    • Predictors of individual differences in emerging adult theory of mind

      Stewart, Suzanne L. K.; Kirkham, Julie A.; University of Chester (SAGE, 2020-05-21)
      Little is known about what factors are associated with emerging adult theory of mind (ToM). We predicted that childhood fantasy play (CFP), need for cognition (NfC), and fiction reading would be positive predictors due to their deliberative, perspective-taking nature while engagement with media and technology would be a negative predictor due to increased interpersonal distance. The best-fit mixed logit model (n = 369) showed that CFP, texting frequency, and NfC were significant positive predictors while smartphone usage and preference for task switching were significant negative predictors. Email and phone call usage were contributing non-significant negative predictors. Our study extends previous findings regarding NfC, and highlights the importance of CFP engagement for ToM beyond immediate childhood.
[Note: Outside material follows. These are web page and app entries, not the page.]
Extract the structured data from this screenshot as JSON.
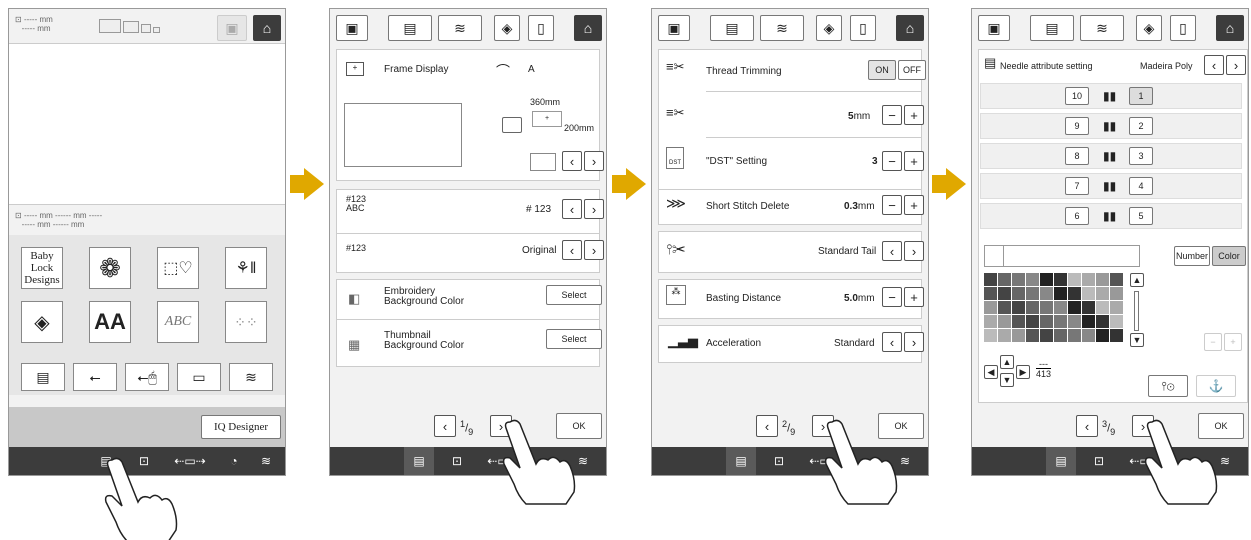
{
  "screen1": {
    "size_placeholder_top": "----- mm",
    "size_placeholder_top2": "----- mm",
    "size_row1": "----- mm   ------ mm   -----",
    "size_row2": "----- mm   ------ mm",
    "patterns": [
      "Baby Lock Designs",
      "",
      "",
      "",
      "",
      "AA",
      "ABC",
      "",
      ""
    ],
    "iq_designer": "IQ Designer"
  },
  "screen2": {
    "frame_display_label": "Frame Display",
    "frame_value": "A",
    "frame_width": "360mm",
    "frame_height": "200mm",
    "thread_num_icon": "#123 ABC",
    "thread_num_value": "# 123",
    "thread_brand_icon": "#123",
    "thread_brand_value": "Original",
    "emb_bg_label": "Embroidery Background Color",
    "emb_bg_btn": "Select",
    "thumb_bg_label": "Thumbnail Background Color",
    "thumb_bg_btn": "Select",
    "page_num": "1",
    "page_den": "9",
    "ok": "OK"
  },
  "screen3": {
    "thread_trimming": "Thread Trimming",
    "on": "ON",
    "off": "OFF",
    "trim_value": "5",
    "trim_unit": "mm",
    "dst_label": "\"DST\" Setting",
    "dst_value": "3",
    "dst_icon": "DST",
    "short_stitch": "Short Stitch Delete",
    "short_value": "0.3",
    "short_unit": "mm",
    "tail_value": "Standard Tail",
    "basting": "Basting Distance",
    "basting_value": "5.0",
    "basting_unit": "mm",
    "accel": "Acceleration",
    "accel_value": "Standard",
    "page_num": "2",
    "page_den": "9",
    "ok": "OK"
  },
  "screen4": {
    "needle_attr": "Needle attribute setting",
    "brand": "Madeira Poly",
    "left_needles": [
      "10",
      "9",
      "8",
      "7",
      "6"
    ],
    "right_needles": [
      "1",
      "2",
      "3",
      "4",
      "5"
    ],
    "number_btn": "Number",
    "color_btn": "Color",
    "code_top": "---",
    "code_bottom": "413",
    "page_num": "3",
    "page_den": "9",
    "ok": "OK"
  },
  "icons": {
    "home": "home-icon",
    "wifi": "wifi-icon",
    "ok": "OK"
  }
}
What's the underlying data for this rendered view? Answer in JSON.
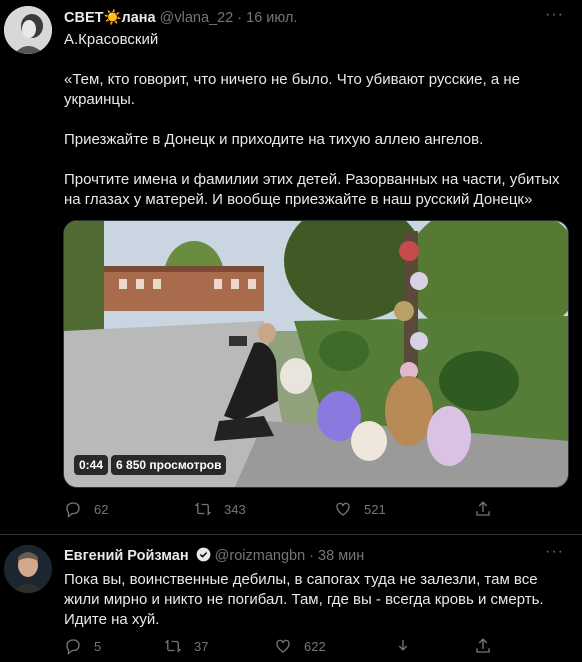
{
  "tweet1": {
    "display_name": "СВЕТ☀️лана",
    "handle": "@vlana_22",
    "separator": "·",
    "date": "16 июл.",
    "text": "А.Красовский\n\n«Тем, кто говорит, что ничего не было. Что убивают русские, а не украинцы.\n\nПриезжайте в Донецк и приходите на тихую аллею ангелов.\n\nПрочтите имена и фамилии этих детей. Разорванных на части, убитых на глазах у матерей. И вообще приезжайте в наш русский Донецк»",
    "video": {
      "duration": "0:44",
      "views": "6 850 просмотров"
    },
    "actions": {
      "replies": "62",
      "retweets": "343",
      "likes": "521"
    },
    "more_label": "···"
  },
  "tweet2": {
    "display_name": "Евгений Ройзман",
    "handle": "@roizmangbn",
    "separator": "·",
    "date": "38 мин",
    "text": "Пока вы, воинственные дебилы, в сапогах туда не залезли, там все жили мирно и никто не погибал. Там, где вы - всегда кровь и смерть. Идите на хуй.",
    "actions": {
      "replies": "5",
      "retweets": "37",
      "likes": "622"
    },
    "more_label": "···"
  },
  "colors": {
    "background": "#000000",
    "text": "#e7e9ea",
    "muted": "#71767b",
    "verified": "#1d9bf0",
    "divider": "#2f3336"
  },
  "icons": [
    "reply-icon",
    "retweet-icon",
    "like-icon",
    "share-icon",
    "verified-badge-icon",
    "more-icon"
  ]
}
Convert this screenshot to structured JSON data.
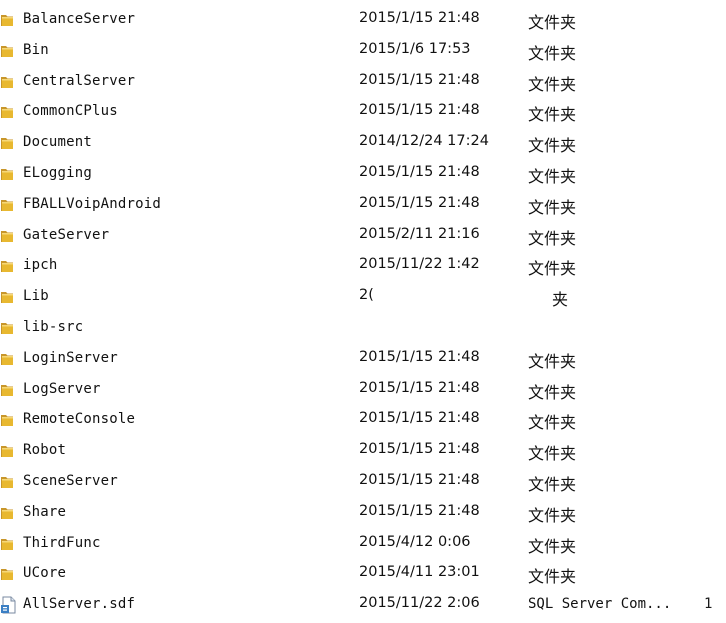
{
  "files": [
    {
      "name": "BalanceServer",
      "date": "2015/1/15 21:48",
      "type": "文件夹",
      "icon": "folder-icon"
    },
    {
      "name": "Bin",
      "date": "2015/1/6 17:53",
      "type": "文件夹",
      "icon": "folder-icon"
    },
    {
      "name": "CentralServer",
      "date": "2015/1/15 21:48",
      "type": "文件夹",
      "icon": "folder-icon"
    },
    {
      "name": "CommonCPlus",
      "date": "2015/1/15 21:48",
      "type": "文件夹",
      "icon": "folder-icon"
    },
    {
      "name": "Document",
      "date": "2014/12/24 17:24",
      "type": "文件夹",
      "icon": "folder-icon"
    },
    {
      "name": "ELogging",
      "date": "2015/1/15 21:48",
      "type": "文件夹",
      "icon": "folder-icon"
    },
    {
      "name": "FBALLVoipAndroid",
      "date": "2015/1/15 21:48",
      "type": "文件夹",
      "icon": "folder-icon"
    },
    {
      "name": "GateServer",
      "date": "2015/2/11 21:16",
      "type": "文件夹",
      "icon": "folder-icon"
    },
    {
      "name": "ipch",
      "date": "2015/11/22 1:42",
      "type": "文件夹",
      "icon": "folder-icon"
    },
    {
      "name": "Lib",
      "date": "2(",
      "type": "夹",
      "icon": "folder-icon"
    },
    {
      "name": "lib-src",
      "date": "",
      "type": "",
      "icon": "folder-icon"
    },
    {
      "name": "LoginServer",
      "date": "2015/1/15 21:48",
      "type": "文件夹",
      "icon": "folder-icon"
    },
    {
      "name": "LogServer",
      "date": "2015/1/15 21:48",
      "type": "文件夹",
      "icon": "folder-icon"
    },
    {
      "name": "RemoteConsole",
      "date": "2015/1/15 21:48",
      "type": "文件夹",
      "icon": "folder-icon"
    },
    {
      "name": "Robot",
      "date": "2015/1/15 21:48",
      "type": "文件夹",
      "icon": "folder-icon"
    },
    {
      "name": "SceneServer",
      "date": "2015/1/15 21:48",
      "type": "文件夹",
      "icon": "folder-icon"
    },
    {
      "name": "Share",
      "date": "2015/1/15 21:48",
      "type": "文件夹",
      "icon": "folder-icon"
    },
    {
      "name": "ThirdFunc",
      "date": "2015/4/12 0:06",
      "type": "文件夹",
      "icon": "folder-icon"
    },
    {
      "name": "UCore",
      "date": "2015/4/11 23:01",
      "type": "文件夹",
      "icon": "folder-icon"
    },
    {
      "name": "AllServer.sdf",
      "date": "2015/11/22 2:06",
      "type": "SQL Server Com...",
      "size": "1",
      "icon": "sdf-file-icon"
    }
  ],
  "colors": {
    "folder": "#e8b830",
    "folder_dark": "#c8962a",
    "background": "#ffffff"
  }
}
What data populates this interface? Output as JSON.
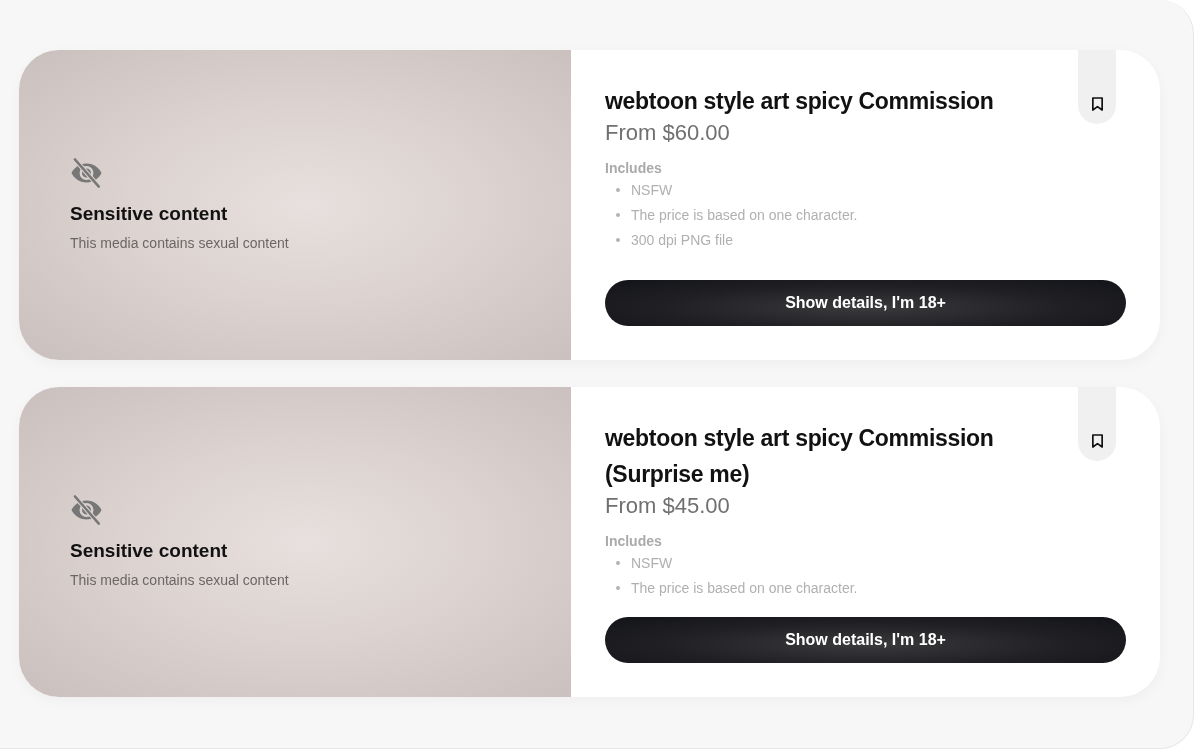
{
  "listings": [
    {
      "media": {
        "title": "Sensitive content",
        "message": "This media contains sexual content"
      },
      "title": "webtoon style art spicy Commission",
      "saved": false,
      "price": "From $60.00",
      "includes_label": "Includes",
      "includes": [
        "NSFW",
        "The price is based on one character.",
        "300 dpi PNG file"
      ],
      "button": "Show details, I'm 18+"
    },
    {
      "media": {
        "title": "Sensitive content",
        "message": "This media contains sexual content"
      },
      "title": "webtoon style art spicy Commission (Surprise me)",
      "saved": false,
      "price": "From $45.00",
      "includes_label": "Includes",
      "includes": [
        "NSFW",
        "The price is based on one character."
      ],
      "button": "Show details, I'm 18+"
    }
  ]
}
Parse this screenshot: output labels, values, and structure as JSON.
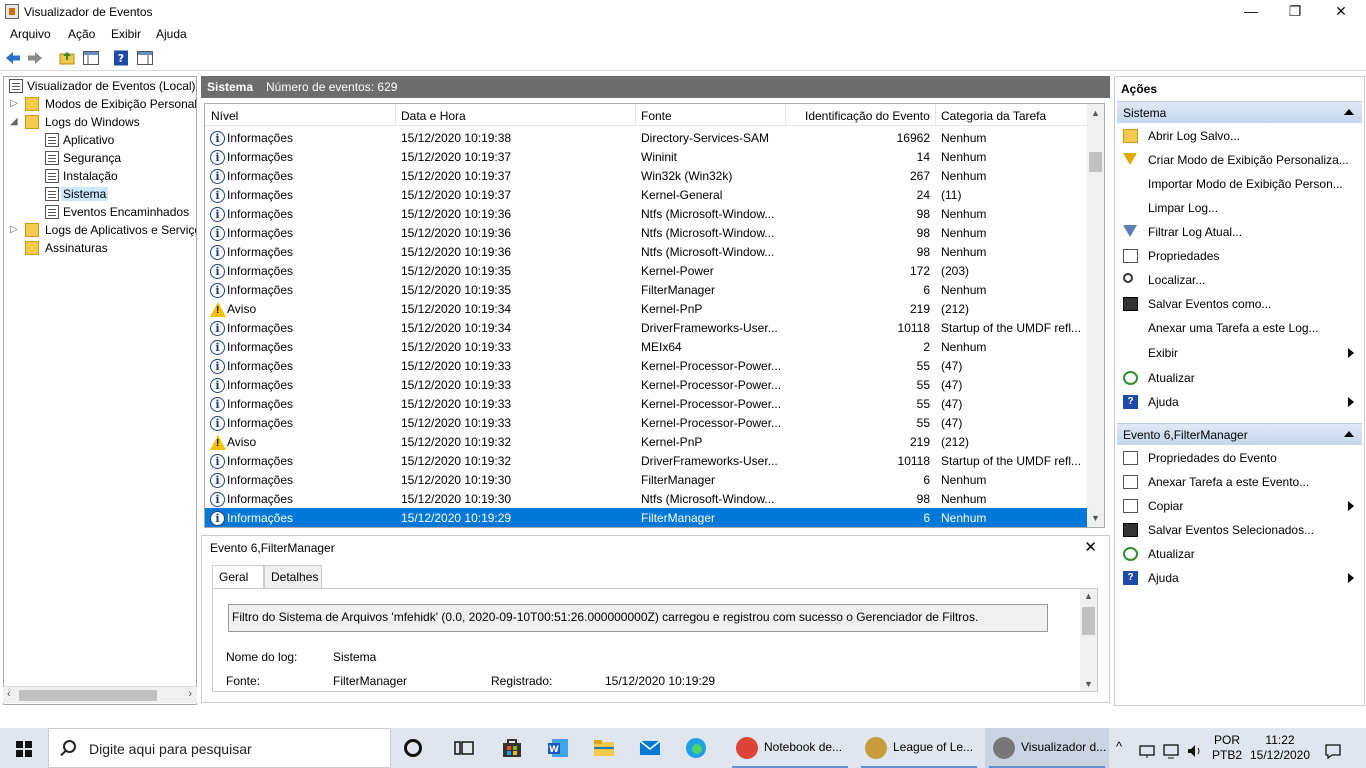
{
  "window": {
    "title": "Visualizador de Eventos",
    "minimize": "—",
    "maximize": "❐",
    "close": "✕"
  },
  "menu": [
    "Arquivo",
    "Ação",
    "Exibir",
    "Ajuda"
  ],
  "tree": {
    "root": "Visualizador de Eventos (Local)",
    "custom_views": "Modos de Exibição Personali...",
    "windows_logs": "Logs do Windows",
    "app": "Aplicativo",
    "security": "Segurança",
    "setup": "Instalação",
    "system": "Sistema",
    "forwarded": "Eventos Encaminhados",
    "app_services": "Logs de Aplicativos e Serviço...",
    "subscriptions": "Assinaturas"
  },
  "center": {
    "log_name": "Sistema",
    "count_label": "Número de eventos: 629"
  },
  "columns": {
    "level": "Nível",
    "date": "Data e Hora",
    "source": "Fonte",
    "id": "Identificação do Evento",
    "category": "Categoria da Tarefa"
  },
  "events": [
    {
      "level": "Informações",
      "icon": "info",
      "date": "15/12/2020 10:19:38",
      "source": "Directory-Services-SAM",
      "id": "16962",
      "category": "Nenhum"
    },
    {
      "level": "Informações",
      "icon": "info",
      "date": "15/12/2020 10:19:37",
      "source": "Wininit",
      "id": "14",
      "category": "Nenhum"
    },
    {
      "level": "Informações",
      "icon": "info",
      "date": "15/12/2020 10:19:37",
      "source": "Win32k (Win32k)",
      "id": "267",
      "category": "Nenhum"
    },
    {
      "level": "Informações",
      "icon": "info",
      "date": "15/12/2020 10:19:37",
      "source": "Kernel-General",
      "id": "24",
      "category": "(11)"
    },
    {
      "level": "Informações",
      "icon": "info",
      "date": "15/12/2020 10:19:36",
      "source": "Ntfs (Microsoft-Window...",
      "id": "98",
      "category": "Nenhum"
    },
    {
      "level": "Informações",
      "icon": "info",
      "date": "15/12/2020 10:19:36",
      "source": "Ntfs (Microsoft-Window...",
      "id": "98",
      "category": "Nenhum"
    },
    {
      "level": "Informações",
      "icon": "info",
      "date": "15/12/2020 10:19:36",
      "source": "Ntfs (Microsoft-Window...",
      "id": "98",
      "category": "Nenhum"
    },
    {
      "level": "Informações",
      "icon": "info",
      "date": "15/12/2020 10:19:35",
      "source": "Kernel-Power",
      "id": "172",
      "category": "(203)"
    },
    {
      "level": "Informações",
      "icon": "info",
      "date": "15/12/2020 10:19:35",
      "source": "FilterManager",
      "id": "6",
      "category": "Nenhum"
    },
    {
      "level": "Aviso",
      "icon": "warning",
      "date": "15/12/2020 10:19:34",
      "source": "Kernel-PnP",
      "id": "219",
      "category": "(212)"
    },
    {
      "level": "Informações",
      "icon": "info",
      "date": "15/12/2020 10:19:34",
      "source": "DriverFrameworks-User...",
      "id": "10118",
      "category": "Startup of the UMDF refl..."
    },
    {
      "level": "Informações",
      "icon": "info",
      "date": "15/12/2020 10:19:33",
      "source": "MEIx64",
      "id": "2",
      "category": "Nenhum"
    },
    {
      "level": "Informações",
      "icon": "info",
      "date": "15/12/2020 10:19:33",
      "source": "Kernel-Processor-Power...",
      "id": "55",
      "category": "(47)"
    },
    {
      "level": "Informações",
      "icon": "info",
      "date": "15/12/2020 10:19:33",
      "source": "Kernel-Processor-Power...",
      "id": "55",
      "category": "(47)"
    },
    {
      "level": "Informações",
      "icon": "info",
      "date": "15/12/2020 10:19:33",
      "source": "Kernel-Processor-Power...",
      "id": "55",
      "category": "(47)"
    },
    {
      "level": "Informações",
      "icon": "info",
      "date": "15/12/2020 10:19:33",
      "source": "Kernel-Processor-Power...",
      "id": "55",
      "category": "(47)"
    },
    {
      "level": "Aviso",
      "icon": "warning",
      "date": "15/12/2020 10:19:32",
      "source": "Kernel-PnP",
      "id": "219",
      "category": "(212)"
    },
    {
      "level": "Informações",
      "icon": "info",
      "date": "15/12/2020 10:19:32",
      "source": "DriverFrameworks-User...",
      "id": "10118",
      "category": "Startup of the UMDF refl..."
    },
    {
      "level": "Informações",
      "icon": "info",
      "date": "15/12/2020 10:19:30",
      "source": "FilterManager",
      "id": "6",
      "category": "Nenhum"
    },
    {
      "level": "Informações",
      "icon": "info",
      "date": "15/12/2020 10:19:30",
      "source": "Ntfs (Microsoft-Window...",
      "id": "98",
      "category": "Nenhum"
    },
    {
      "level": "Informações",
      "icon": "info",
      "date": "15/12/2020 10:19:29",
      "source": "FilterManager",
      "id": "6",
      "category": "Nenhum",
      "selected": true
    }
  ],
  "detail": {
    "title": "Evento 6,FilterManager",
    "close": "✕",
    "tab_general": "Geral",
    "tab_details": "Detalhes",
    "description": "Filtro do Sistema de Arquivos 'mfehidk' (0.0, 2020-09-10T00:51:26.000000000Z) carregou e registrou com sucesso o Gerenciador de Filtros.",
    "log_name_label": "Nome do log:",
    "log_name_value": "Sistema",
    "source_label": "Fonte:",
    "source_value": "FilterManager",
    "logged_label": "Registrado:",
    "logged_value": "15/12/2020 10:19:29"
  },
  "actions": {
    "header": "Ações",
    "section1": "Sistema",
    "items1": [
      {
        "label": "Abrir Log Salvo...",
        "icon": "open-folder-icon"
      },
      {
        "label": "Criar Modo de Exibição Personaliza...",
        "icon": "filter-create-icon"
      },
      {
        "label": "Importar Modo de Exibição Person...",
        "icon": ""
      },
      {
        "label": "Limpar Log...",
        "icon": ""
      },
      {
        "label": "Filtrar Log Atual...",
        "icon": "filter-icon"
      },
      {
        "label": "Propriedades",
        "icon": "properties-icon"
      },
      {
        "label": "Localizar...",
        "icon": "find-icon"
      },
      {
        "label": "Salvar Eventos como...",
        "icon": "save-icon"
      },
      {
        "label": "Anexar uma Tarefa a este Log...",
        "icon": ""
      },
      {
        "label": "Exibir",
        "icon": "",
        "submenu": true
      },
      {
        "label": "Atualizar",
        "icon": "refresh-icon"
      },
      {
        "label": "Ajuda",
        "icon": "help-icon",
        "submenu": true
      }
    ],
    "section2": "Evento 6,FilterManager",
    "items2": [
      {
        "label": "Propriedades do Evento",
        "icon": "properties-icon"
      },
      {
        "label": "Anexar Tarefa a este Evento...",
        "icon": "task-icon"
      },
      {
        "label": "Copiar",
        "icon": "copy-icon",
        "submenu": true
      },
      {
        "label": "Salvar Eventos Selecionados...",
        "icon": "save-icon"
      },
      {
        "label": "Atualizar",
        "icon": "refresh-icon"
      },
      {
        "label": "Ajuda",
        "icon": "help-icon",
        "submenu": true
      }
    ]
  },
  "taskbar": {
    "search_placeholder": "Digite aqui para pesquisar",
    "apps": [
      {
        "title": "Notebook de...",
        "color": "#db4437"
      },
      {
        "title": "League of Le...",
        "color": "#c89b3c"
      },
      {
        "title": "Visualizador d...",
        "color": "#777777"
      }
    ],
    "lang1": "POR",
    "lang2": "PTB2",
    "time": "11:22",
    "date": "15/12/2020"
  }
}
Future research should investigate how subtly different media (e.g., texting vs smartphone use) have differential predictive relationships with social cognition. Data and code are available at doi: 10.17605/OSF.IO/CBD9J.